▶ WORK REQUIRED:
In full and without alteration, print the records below, minus any images.
#### ENTRIES PROVIDED
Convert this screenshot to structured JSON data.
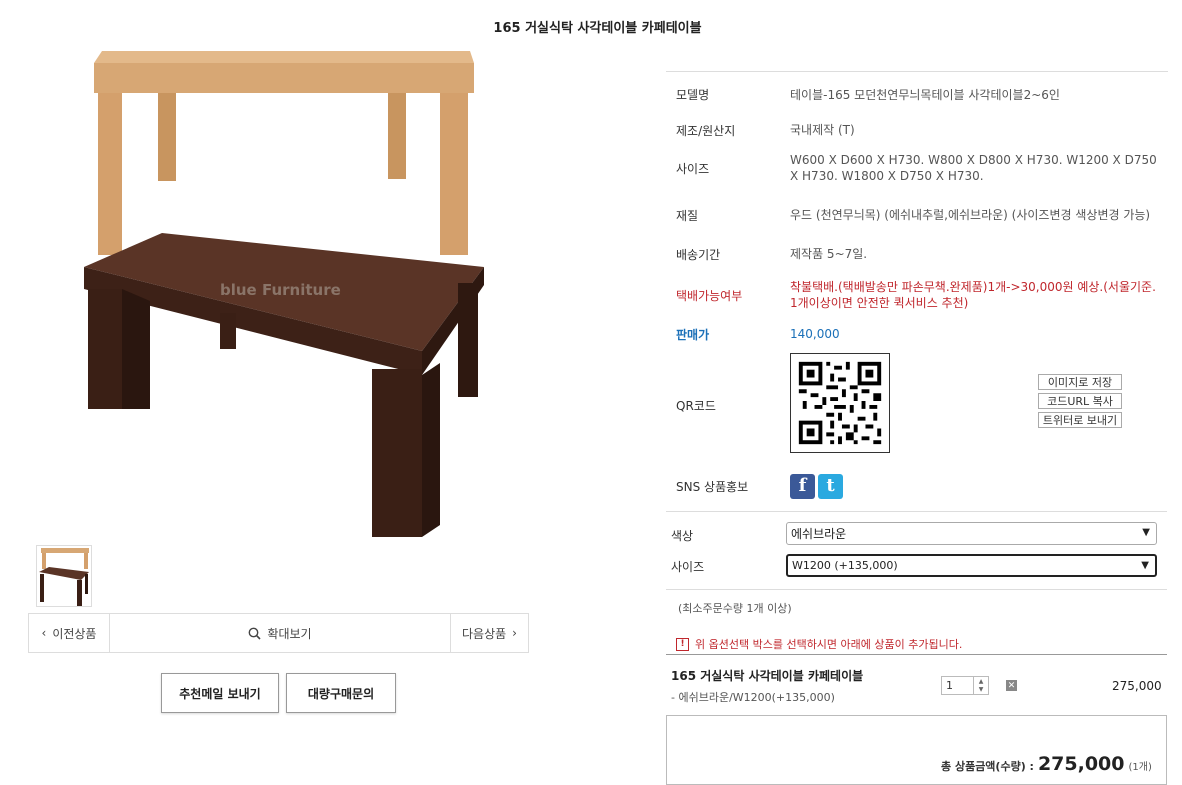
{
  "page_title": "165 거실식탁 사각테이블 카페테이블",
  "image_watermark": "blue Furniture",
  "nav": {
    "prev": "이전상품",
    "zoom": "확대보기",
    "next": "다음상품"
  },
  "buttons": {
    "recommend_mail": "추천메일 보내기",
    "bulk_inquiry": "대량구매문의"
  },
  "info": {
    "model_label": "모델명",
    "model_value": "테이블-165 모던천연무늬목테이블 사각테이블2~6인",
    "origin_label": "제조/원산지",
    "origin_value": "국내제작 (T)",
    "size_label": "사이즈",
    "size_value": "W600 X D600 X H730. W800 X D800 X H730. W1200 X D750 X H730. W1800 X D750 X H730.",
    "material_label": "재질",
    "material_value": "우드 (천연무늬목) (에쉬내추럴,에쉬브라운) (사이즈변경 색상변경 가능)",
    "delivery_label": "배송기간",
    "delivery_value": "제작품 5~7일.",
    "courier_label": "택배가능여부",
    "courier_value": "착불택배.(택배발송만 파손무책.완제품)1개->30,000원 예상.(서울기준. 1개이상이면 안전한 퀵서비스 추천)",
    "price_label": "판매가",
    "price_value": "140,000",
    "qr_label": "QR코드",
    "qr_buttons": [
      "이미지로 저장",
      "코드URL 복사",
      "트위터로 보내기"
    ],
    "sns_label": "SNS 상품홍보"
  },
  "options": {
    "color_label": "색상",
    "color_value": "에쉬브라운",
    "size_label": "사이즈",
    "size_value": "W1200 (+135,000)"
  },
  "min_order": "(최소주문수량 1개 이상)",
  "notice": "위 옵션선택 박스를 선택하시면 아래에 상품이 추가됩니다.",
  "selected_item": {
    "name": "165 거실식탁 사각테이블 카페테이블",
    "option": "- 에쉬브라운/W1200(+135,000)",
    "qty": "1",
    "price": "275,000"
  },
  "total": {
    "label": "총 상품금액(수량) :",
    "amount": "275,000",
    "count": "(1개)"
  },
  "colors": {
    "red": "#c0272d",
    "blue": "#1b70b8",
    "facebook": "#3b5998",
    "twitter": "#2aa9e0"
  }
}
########
▶ TASK RESPONSE:
Convert this screenshot to structured JSON data.
{
  "page_title": "165 거실식탁 사각테이블 카페테이블",
  "image_watermark": "blue Furniture",
  "nav": {
    "prev": "이전상품",
    "zoom": "확대보기",
    "next": "다음상품"
  },
  "buttons": {
    "recommend_mail": "추천메일 보내기",
    "bulk_inquiry": "대량구매문의"
  },
  "info": {
    "model_label": "모델명",
    "model_value": "테이블-165 모던천연무늬목테이블 사각테이블2~6인",
    "origin_label": "제조/원산지",
    "origin_value": "국내제작 (T)",
    "size_label": "사이즈",
    "size_value": "W600 X D600 X H730. W800 X D800 X H730. W1200 X D750 X H730. W1800 X D750 X H730.",
    "material_label": "재질",
    "material_value": "우드 (천연무늬목) (에쉬내추럴,에쉬브라운) (사이즈변경 색상변경 가능)",
    "delivery_label": "배송기간",
    "delivery_value": "제작품 5~7일.",
    "courier_label": "택배가능여부",
    "courier_value": "착불택배.(택배발송만 파손무책.완제품)1개->30,000원 예상.(서울기준. 1개이상이면 안전한 퀵서비스 추천)",
    "price_label": "판매가",
    "price_value": "140,000",
    "qr_label": "QR코드",
    "qr_buttons": [
      "이미지로 저장",
      "코드URL 복사",
      "트위터로 보내기"
    ],
    "sns_label": "SNS 상품홍보"
  },
  "options": {
    "color_label": "색상",
    "color_value": "에쉬브라운",
    "size_label": "사이즈",
    "size_value": "W1200 (+135,000)"
  },
  "min_order": "(최소주문수량 1개 이상)",
  "notice": "위 옵션선택 박스를 선택하시면 아래에 상품이 추가됩니다.",
  "selected_item": {
    "name": "165 거실식탁 사각테이블 카페테이블",
    "option": "- 에쉬브라운/W1200(+135,000)",
    "qty": "1",
    "price": "275,000"
  },
  "total": {
    "label": "총 상품금액(수량) :",
    "amount": "275,000",
    "count": "(1개)"
  },
  "colors": {
    "red": "#c0272d",
    "blue": "#1b70b8",
    "facebook": "#3b5998",
    "twitter": "#2aa9e0"
  }
}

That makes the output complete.